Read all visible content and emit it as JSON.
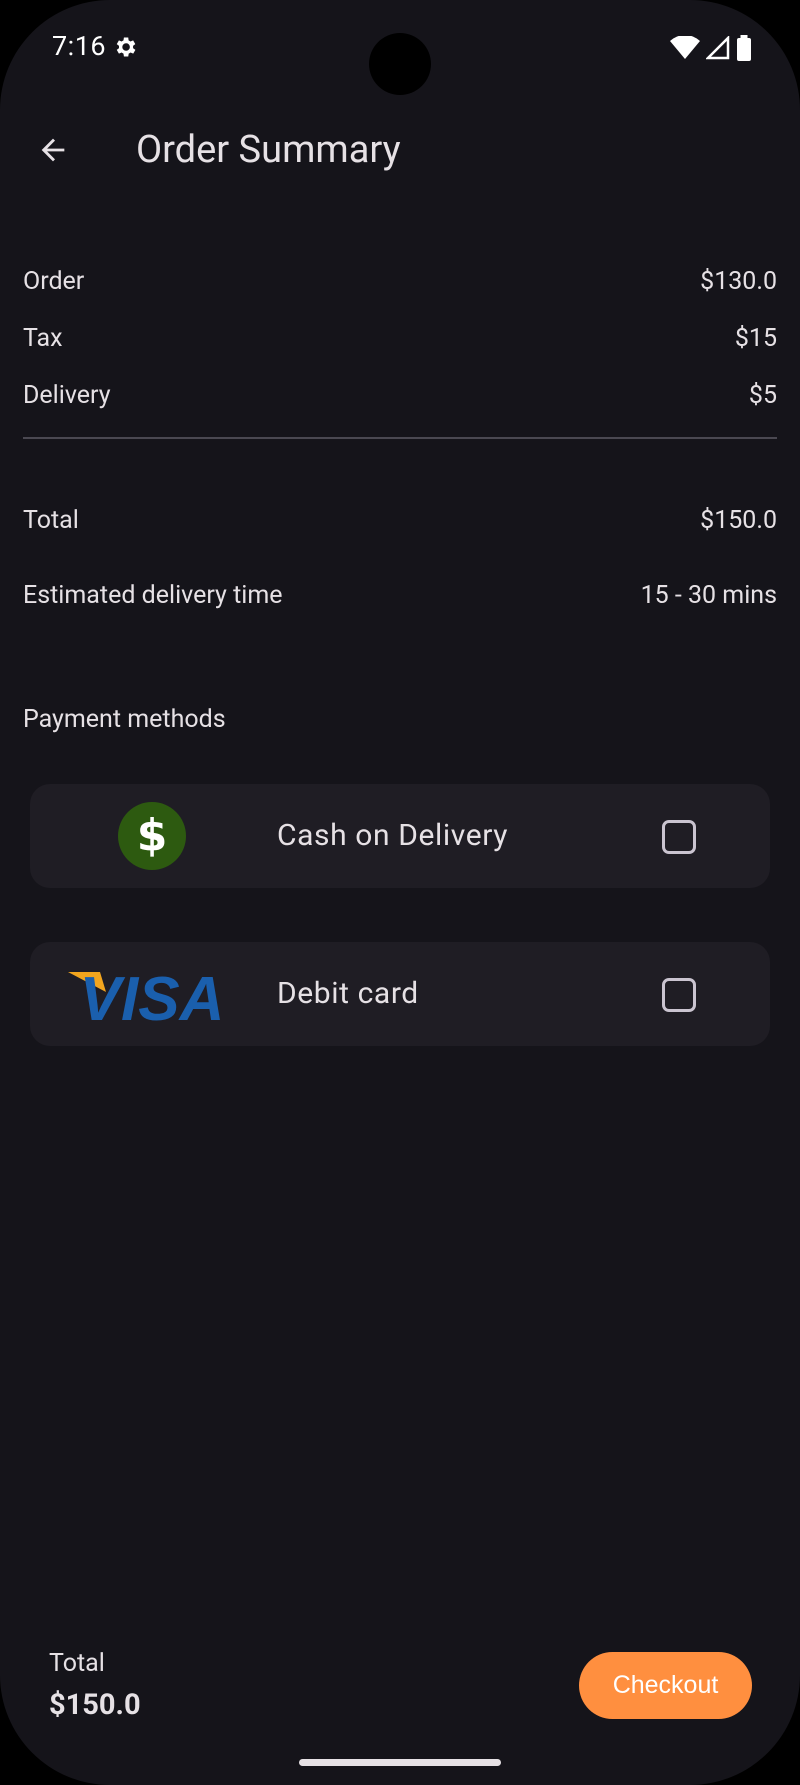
{
  "status_bar": {
    "time": "7:16",
    "icons": [
      "settings-gear-icon",
      "wifi-icon",
      "cell-signal-icon",
      "battery-icon"
    ]
  },
  "header": {
    "back_icon": "arrow-back-icon",
    "title": "Order Summary"
  },
  "summary": {
    "rows": [
      {
        "label": "Order",
        "value": "$130.0"
      },
      {
        "label": "Tax",
        "value": "$15"
      },
      {
        "label": "Delivery",
        "value": "$5"
      }
    ],
    "total": {
      "label": "Total",
      "value": "$150.0"
    },
    "delivery_time": {
      "label": "Estimated delivery time",
      "value": "15 - 30 mins"
    }
  },
  "payment": {
    "section_label": "Payment methods",
    "methods": [
      {
        "label": "Cash on Delivery",
        "icon": "dollar-coin-icon",
        "icon_glyph": "$",
        "checked": false
      },
      {
        "label": "Debit card",
        "icon": "visa-logo",
        "logo_text": "VISA",
        "checked": false
      }
    ]
  },
  "footer": {
    "total_label": "Total",
    "total_value": "$150.0",
    "checkout_label": "Checkout"
  },
  "colors": {
    "background": "#15141a",
    "card": "#1f1d24",
    "accent": "#ff8f3f",
    "text": "#e6e1e5",
    "cash_icon": "#2d5a10",
    "visa_blue": "#1a5fad",
    "visa_gold": "#f2a51e"
  }
}
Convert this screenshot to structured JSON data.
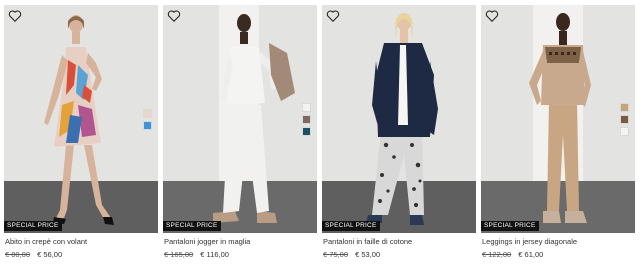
{
  "products": [
    {
      "name": "Abito in crepè con volant",
      "badge": "SPECIAL PRICE",
      "old_price": "€ 80,00",
      "new_price": "€ 56,00",
      "swatches": [
        "#e9d7cd",
        "#3c95d8"
      ]
    },
    {
      "name": "Pantaloni jogger in maglia",
      "badge": "SPECIAL PRICE",
      "old_price": "€ 165,00",
      "new_price": "€ 116,00",
      "swatches": [
        "#f4f4f2",
        "#7f6a5d",
        "#1f4f66"
      ]
    },
    {
      "name": "Pantaloni in faille di cotone",
      "badge": "SPECIAL PRICE",
      "old_price": "€ 75,00",
      "new_price": "€ 53,00",
      "swatches": []
    },
    {
      "name": "Leggings in jersey diagonale",
      "badge": "SPECIAL PRICE",
      "old_price": "€ 122,00",
      "new_price": "€ 61,00",
      "swatches": [
        "#c6a27d",
        "#7a5a3f",
        "#f5f4f1"
      ]
    }
  ],
  "icons": {
    "favorite": "heart-outline-icon"
  }
}
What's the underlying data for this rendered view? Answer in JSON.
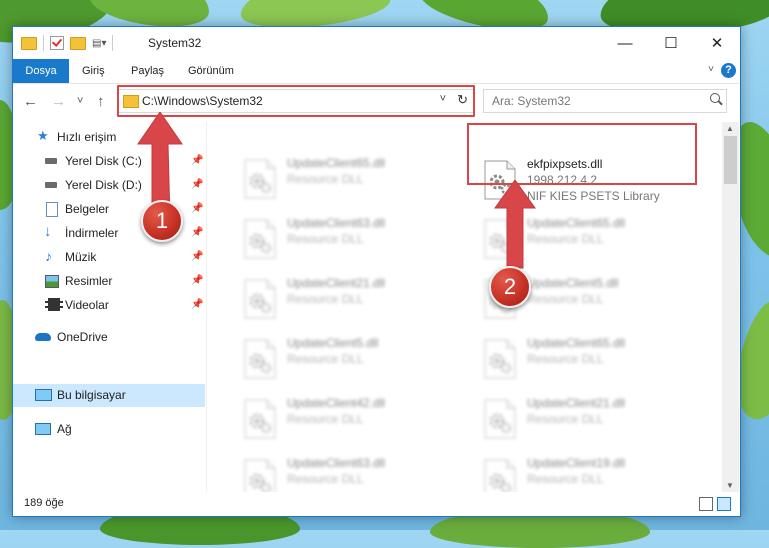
{
  "window": {
    "title": "System32",
    "controls": {
      "minimize": "—",
      "maximize": "☐",
      "close": "✕"
    }
  },
  "menu": {
    "file": "Dosya",
    "home": "Giriş",
    "share": "Paylaş",
    "view": "Görünüm",
    "help": "?"
  },
  "nav": {
    "back": "←",
    "forward": "→",
    "recent": "˅",
    "up": "↑",
    "address": "C:\\Windows\\System32",
    "search_placeholder": "Ara: System32"
  },
  "sidebar": {
    "quick_access": "Hızlı erişim",
    "items": [
      {
        "label": "Yerel Disk (C:)",
        "icon": "drive-icon"
      },
      {
        "label": "Yerel Disk (D:)",
        "icon": "drive-icon"
      },
      {
        "label": "Belgeler",
        "icon": "documents-icon"
      },
      {
        "label": "İndirmeler",
        "icon": "download-icon"
      },
      {
        "label": "Müzik",
        "icon": "music-icon"
      },
      {
        "label": "Resimler",
        "icon": "pictures-icon"
      },
      {
        "label": "Videolar",
        "icon": "video-icon"
      }
    ],
    "onedrive": "OneDrive",
    "this_pc": "Bu bilgisayar",
    "network": "Ağ"
  },
  "files": {
    "left": [
      {
        "name": "UpdateClient65.dll",
        "desc": "Resource DLL"
      },
      {
        "name": "UpdateClient63.dll",
        "desc": "Resource DLL"
      },
      {
        "name": "UpdateClient21.dll",
        "desc": "Resource DLL"
      },
      {
        "name": "UpdateClient5.dll",
        "desc": "Resource DLL"
      },
      {
        "name": "UpdateClient42.dll",
        "desc": "Resource DLL"
      },
      {
        "name": "UpdateClient63.dll",
        "desc": "Resource DLL"
      }
    ],
    "right": [
      {
        "name": "UpdateClient65.dll",
        "desc": "Resource DLL"
      },
      {
        "name": "UpdateClient5.dll",
        "desc": "Resource DLL"
      },
      {
        "name": "UpdateClient65.dll",
        "desc": "Resource DLL"
      },
      {
        "name": "UpdateClient21.dll",
        "desc": "Resource DLL"
      },
      {
        "name": "UpdateClient19.dll",
        "desc": "Resource DLL"
      }
    ],
    "highlighted": {
      "name": "ekfpixpsets.dll",
      "version": "1998.212.4.2",
      "desc": "NIF KIES PSETS Library"
    }
  },
  "status": {
    "count": "189 öğe"
  },
  "annotations": {
    "step1": "1",
    "step2": "2",
    "color": "#d94649"
  }
}
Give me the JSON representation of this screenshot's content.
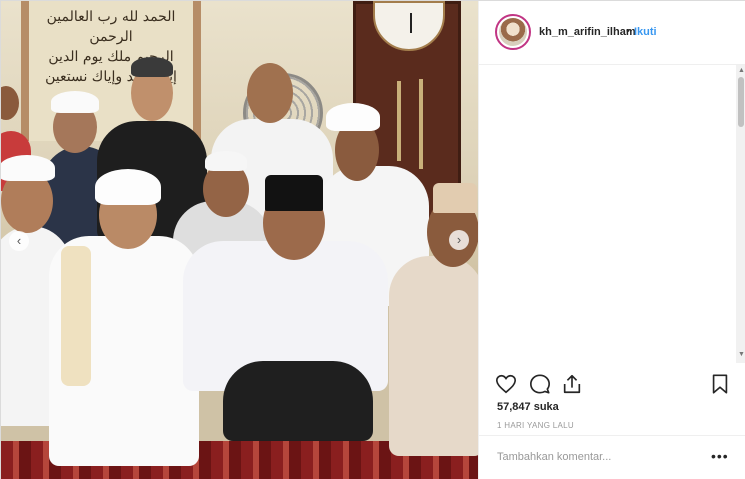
{
  "photo": {
    "calligraphy": [
      "الحمد لله رب العالمين الرحمن",
      "الرحيم ملك يوم الدين",
      "إياك نعبد وإياك نستعين"
    ],
    "prev_icon": "chevron-left-icon",
    "next_icon": "chevron-right-icon"
  },
  "header": {
    "username": "kh_m_arifin_ilham",
    "separator": "•",
    "follow_label": "Ikuti"
  },
  "actions": {
    "like_icon": "heart-icon",
    "comment_icon": "comment-icon",
    "share_icon": "share-icon",
    "save_icon": "bookmark-icon"
  },
  "stats": {
    "likes": "57,847 suka",
    "timestamp": "1 HARI YANG LALU"
  },
  "comment_box": {
    "placeholder": "Tambahkan komentar...",
    "more_label": "•••"
  },
  "colors": {
    "link": "#3897f0",
    "text": "#262626",
    "muted": "#999999",
    "story_ring": "#c13584"
  }
}
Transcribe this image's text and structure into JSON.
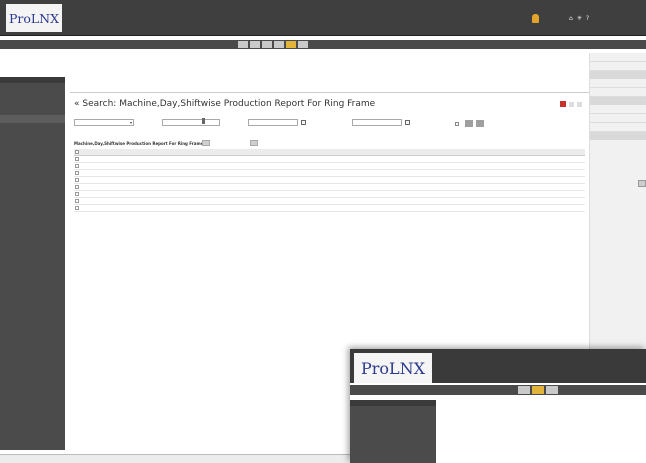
{
  "header": {
    "logo": "ProLNX",
    "version": "",
    "subtitle": "",
    "company": "",
    "user_label": "",
    "nav_links": [
      "",
      "",
      ""
    ],
    "window_title": ""
  },
  "menu": {
    "items": [
      "",
      "",
      "",
      "",
      "",
      ""
    ],
    "active_index": 4
  },
  "sidebar": {
    "header": "",
    "items": [
      "",
      "",
      "",
      "",
      ""
    ],
    "selected_index": 4
  },
  "main": {
    "intro": "",
    "back_link": "",
    "report_title": "Search: Machine,Day,Shiftwise Production Report For Ring Frame",
    "filters": {
      "unit_label": "",
      "unit_value": "",
      "dept_label": "",
      "dept_value": "",
      "from_label": "",
      "from_value": "",
      "to_label": "",
      "to_value": ""
    },
    "summary_label": "",
    "buttons": {
      "search": "",
      "clear": ""
    },
    "grid_title": "Machine,Day,Shiftwise Production Report For Ring Frame",
    "grid_buttons": [
      "",
      ""
    ],
    "pager": "",
    "columns": [
      "",
      "",
      ""
    ],
    "rows": [
      [
        "",
        "",
        ""
      ],
      [
        "",
        "",
        ""
      ],
      [
        "",
        "",
        ""
      ],
      [
        "",
        "",
        ""
      ],
      [
        "",
        "",
        ""
      ],
      [
        "",
        "",
        ""
      ],
      [
        "",
        "",
        ""
      ],
      [
        "",
        "",
        ""
      ]
    ]
  },
  "right_panel": {
    "items": [
      "",
      "",
      "",
      "",
      "",
      "",
      "",
      "",
      "",
      ""
    ]
  },
  "status": {
    "left": "",
    "right": ""
  },
  "overlay": {
    "logo": "ProLNX",
    "version": "",
    "company": "",
    "subtitle": "",
    "menu": [
      "",
      "",
      ""
    ],
    "active_menu": 1,
    "side_header": "",
    "side_items": [
      "",
      "",
      "",
      "",
      ""
    ],
    "text": ""
  }
}
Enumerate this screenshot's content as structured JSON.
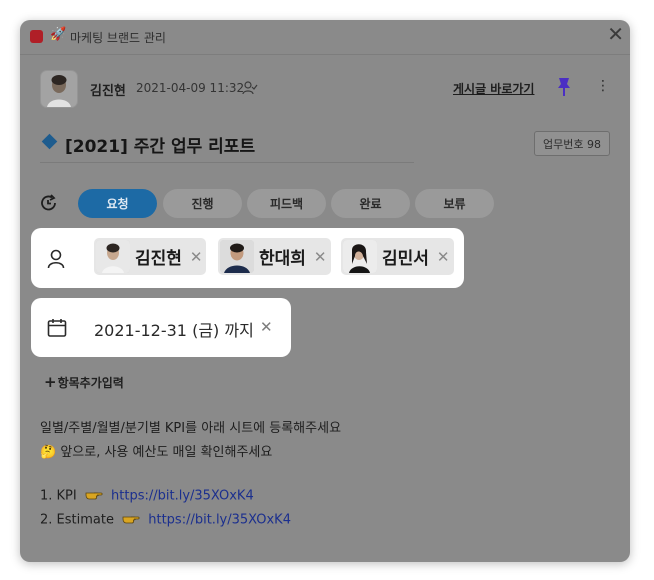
{
  "window": {
    "app_title": "마케팅 브랜드 관리"
  },
  "post": {
    "author": "김진현",
    "date": "2021-04-09 11:32",
    "goto_link": "게시글 바로가기",
    "title": "[2021] 주간 업무 리포트",
    "task_number": "업무번호 98"
  },
  "status": {
    "options": [
      "요청",
      "진행",
      "피드백",
      "완료",
      "보류"
    ],
    "selected": "요청"
  },
  "assignees": [
    {
      "name": "김진현"
    },
    {
      "name": "한대희"
    },
    {
      "name": "김민서"
    }
  ],
  "due": {
    "label": "2021-12-31 (금) 까지"
  },
  "add_field": {
    "label": "항목추가입력"
  },
  "content": {
    "line1": "일별/주별/월별/분기별 KPI를 아래 시트에 등록해주세요",
    "line2": "앞으로, 사용 예산도 매일 확인해주세요",
    "item1_prefix": "1. KPI",
    "item1_link": "https://bit.ly/35XOxK4",
    "item2_prefix": "2. Estimate",
    "item2_link": "https://bit.ly/35XOxK4"
  },
  "colors": {
    "app_icon": "#b01f27",
    "active_status": "#1d6aa5",
    "pin": "#4b2fc4",
    "link": "#1b2f8e",
    "title_diamond": "#1e5c8e"
  },
  "icons": [
    "app-icon",
    "rocket-icon",
    "close-icon",
    "viewer-icon",
    "pin-icon",
    "more-icon",
    "status-change-icon",
    "person-icon",
    "calendar-icon",
    "remove-icon",
    "thinking-emoji-icon",
    "pointing-hand-icon"
  ]
}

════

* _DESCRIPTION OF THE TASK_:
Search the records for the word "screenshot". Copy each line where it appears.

* _OUTPUT FOR THIS EXERCISE_:
Convert this screenshot to structured JSON data.
Give me the JSON representation of this screenshot's content.
Enumerate this screenshot's content as structured JSON.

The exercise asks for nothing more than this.